Filter by: Products Articles
Filter by:

Teaching Responsibility - Working with a Purpose

By Michael Pearl


[music intro]

Michael Pearl:  Children, two, three years old, when you don't expect anything from them, then they have no purpose. They're going to be unhappy. It's a statement that life is meaningless. When you don't call upon them, when you don't need them, it's a statement that you don't matter. Now, children without responsibility become selfish rebels. I just put that together this afternoon. Children without responsibility become selfish rebels. They get selfish because nothing's asked of them, and they get rebels because, when you do want to include them in the job description, they don't want to participate. So you must patiently train the child in the art and habits of duty.

You say, "How would I do that?" Everyone who warms himself by the fire must bring a stick.

I lived in a Maya Indian village. Gabriel was with me. Deb had to stay in a more civilized portion of Central America. We went four or five hours deeper into the jungle and lived in a Maya Indian village for two months, building a hut for a missionary and killing game and getting eaten by bugs. Living with a bunch of Maya Indians who lived quite primitively. The women were topless, in large part. About the only modern thing they had in the village was a machete, and there was two shotguns in the village and some skillets and pans. Stuff like that, knives.

The thatched huts were put together with vine and sticks, and straw and bamboo. Everything else was just handmade, that they used there in the village. Quite primitive.

There were no kids who didn't work. If they could walk, they could work. You know how much grass it takes to thatch a roof? Man, it takes a couple dump truck loads. That stuff is about that deep.You have to get those palm fronds or that grass. You have to put them in big bundles like this. Everybody's got to go out and break this grass off. Cut it all and put it in these big bundles, and tie it up with other grass.

You've got to get pile after pile of those things. Then you put poles across the top. You go up and you tie those things on, starting at the bottom. You just tie a big bundle on here and you tie a big bundle beside it, and another big bundle.
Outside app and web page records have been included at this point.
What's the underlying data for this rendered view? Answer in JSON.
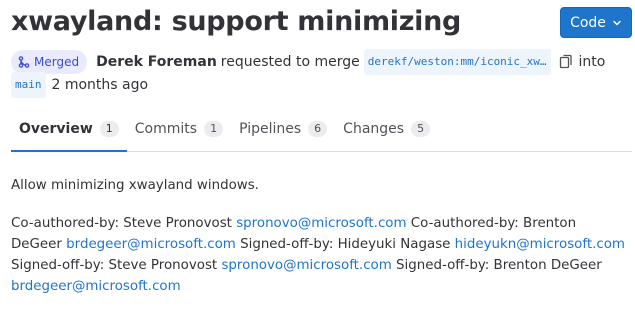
{
  "title": "xwayland: support minimizing",
  "code_button": {
    "label": "Code",
    "icon": "chevron-down-icon"
  },
  "meta": {
    "status_badge": "Merged",
    "author": "Derek Foreman",
    "action_text": "requested to merge",
    "source_branch": "derekf/weston:mm/iconic_xw…",
    "into_text": "into",
    "target_branch": "main",
    "time_ago": "2 months ago"
  },
  "tabs": [
    {
      "label": "Overview",
      "count": "1",
      "active": true
    },
    {
      "label": "Commits",
      "count": "1",
      "active": false
    },
    {
      "label": "Pipelines",
      "count": "6",
      "active": false
    },
    {
      "label": "Changes",
      "count": "5",
      "active": false
    }
  ],
  "description": {
    "summary": "Allow minimizing xwayland windows.",
    "trailers": [
      {
        "text": "Co-authored-by: Steve Pronovost ",
        "email": "spronovo@microsoft.com"
      },
      {
        "text": " Co-authored-by: Brenton DeGeer ",
        "email": "brdegeer@microsoft.com"
      },
      {
        "text": " Signed-off-by: Hideyuki Nagase ",
        "email": "hideyukn@microsoft.com"
      },
      {
        "text": " Signed-off-by: Steve Pronovost ",
        "email": "spronovo@microsoft.com"
      },
      {
        "text": " Signed-off-by: Brenton DeGeer ",
        "email": "brdegeer@microsoft.com"
      }
    ]
  },
  "colors": {
    "accent": "#1f75cb",
    "merged_badge_bg": "#e9ebfc",
    "merged_badge_fg": "#3b4ad6"
  }
}
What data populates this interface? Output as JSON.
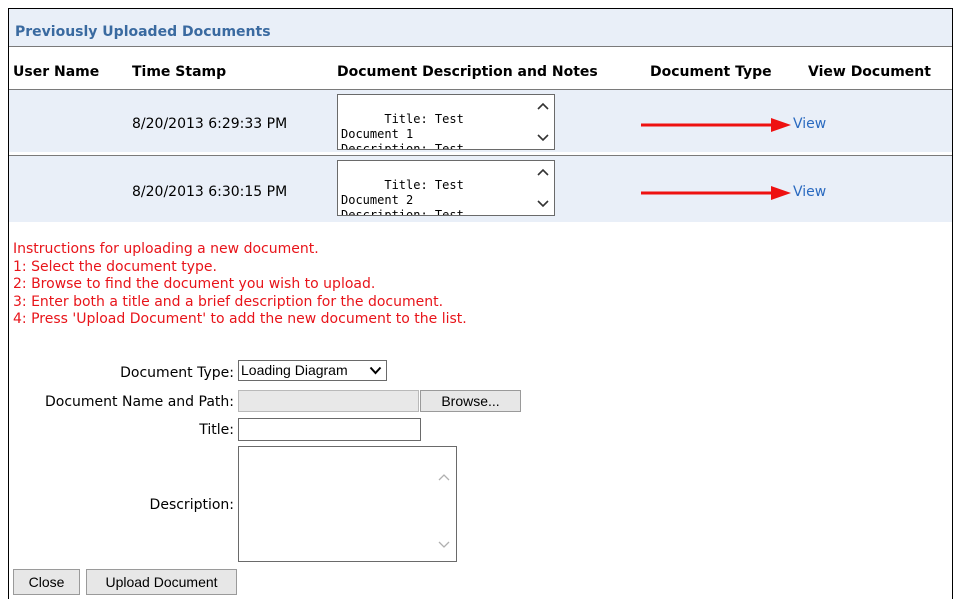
{
  "section": {
    "title": "Previously Uploaded Documents"
  },
  "columns": [
    "User Name",
    "Time Stamp",
    "Document Description and Notes",
    "Document Type",
    "View Document"
  ],
  "rows": [
    {
      "time_stamp": "8/20/2013 6:29:33 PM",
      "notes": "Title: Test\nDocument 1\nDescription: Test",
      "view_label": "View"
    },
    {
      "time_stamp": "8/20/2013 6:30:15 PM",
      "notes": "Title: Test\nDocument 2\nDescription: Test",
      "view_label": "View"
    }
  ],
  "instructions": [
    "Instructions for uploading a new document.",
    "1: Select the document type.",
    "2: Browse to find the document you wish to upload.",
    "3: Enter both a title and a brief description for the document.",
    "4: Press 'Upload Document' to add the new document to the list."
  ],
  "form": {
    "doc_type_label": "Document Type:",
    "doc_type_value": "Loading Diagram",
    "doc_path_label": "Document Name and Path:",
    "browse_label": "Browse...",
    "title_label": "Title:",
    "description_label": "Description:"
  },
  "actions": {
    "close_label": "Close",
    "upload_label": "Upload Document"
  },
  "colors": {
    "row_bg": "#e9eff8",
    "instructions": "#e8141a",
    "link": "#2a6ac0",
    "arrow": "#ee1111",
    "section_title": "#3a6aa0"
  }
}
You tie that grass all the way across. Then you go up about a foot, and you tie another big bundle like that. When you get through it's all sticking up in the air about two or three feet long, like this. Big bushy looking thing.

Takes a couple of rains for it to lie down, look like something what you think of as a grass hut. If there's a kid there, who's three years old, and he wasn't willing to pick up grass, then what right's he got to sit in the hut and stay dry?

When it comes time for something to eat everybody has to go out into the bush where they planted the corn. Gather the corn and bring it back in, and shuck it out. Put it in the pot, and go out and get some herbs and plants. In one case I was watching they got a turtle. They took that turtle and laid it on the fire upside down, the head and feet, not cleaned or anything. Cooked it until it was all hanging out, like that.

They'd pull on the leg every once in a while. When finally the leg pulled out, it was ready. They got spoons and dipped in there. Finally the leg pulled out. It was ready, and so they got spoons and dipped in there. Each one of them had five different holes you could go through, you know. They were all dipping in there and getting that turtle soup out of there. Everybody got to eat turtle that day. That was a good day that day.

I didn't eat that day.


Michael:  I've eaten turtle, but I like mine cleaned a little bit before I eat it. In a village like that, in a basic lifestyle, if there's a fire and you come to sit and warm yourself. Bring a stick and put it on the fire. If there's a pot, bring something to put in it so we can eat. If the roof is leaky, provide some thatch. Whatever the needs are to keep the family warm and fed is the duty of everyone capable of supplying that need.

[music outro]

Leave a Reply

4 comments on “Teaching Responsibility - Working with a Purpose”

  1. Good points for sure. Its easy to neglect this area with our kids when so much of what we do we think we need "professionals" for and consider the kids at risk for injury or getting in the way. I know I need to think harder at finding ways to make our boys more useful and needed outside of cleaning up after themselves... which we still haven't mastered yet.

  2. This was so good! I was talking to my hubbie about this just yesterday. Our culture has become so saturated with "helpful" technology, etc, we no longer "need" our children. If we run out of food we run to the store, if we happen to have a garden to water we have automatic sprinklers etc. We've lost something past generations had. For those of us living in areas with animal and other homeowner restrictions it is very challenging, to say the least, to find purposeful work for children, other than the normal chores. Personally, I pray for creativity for myself and our children.

    1. I am right where you are, Jo. I wish we had a few goats and some chickens so I could teach my kids how to care for animals while getting food in return. Zoning ordinances are my worst enemy right now!!

Subscribe to our newsletter & stay updated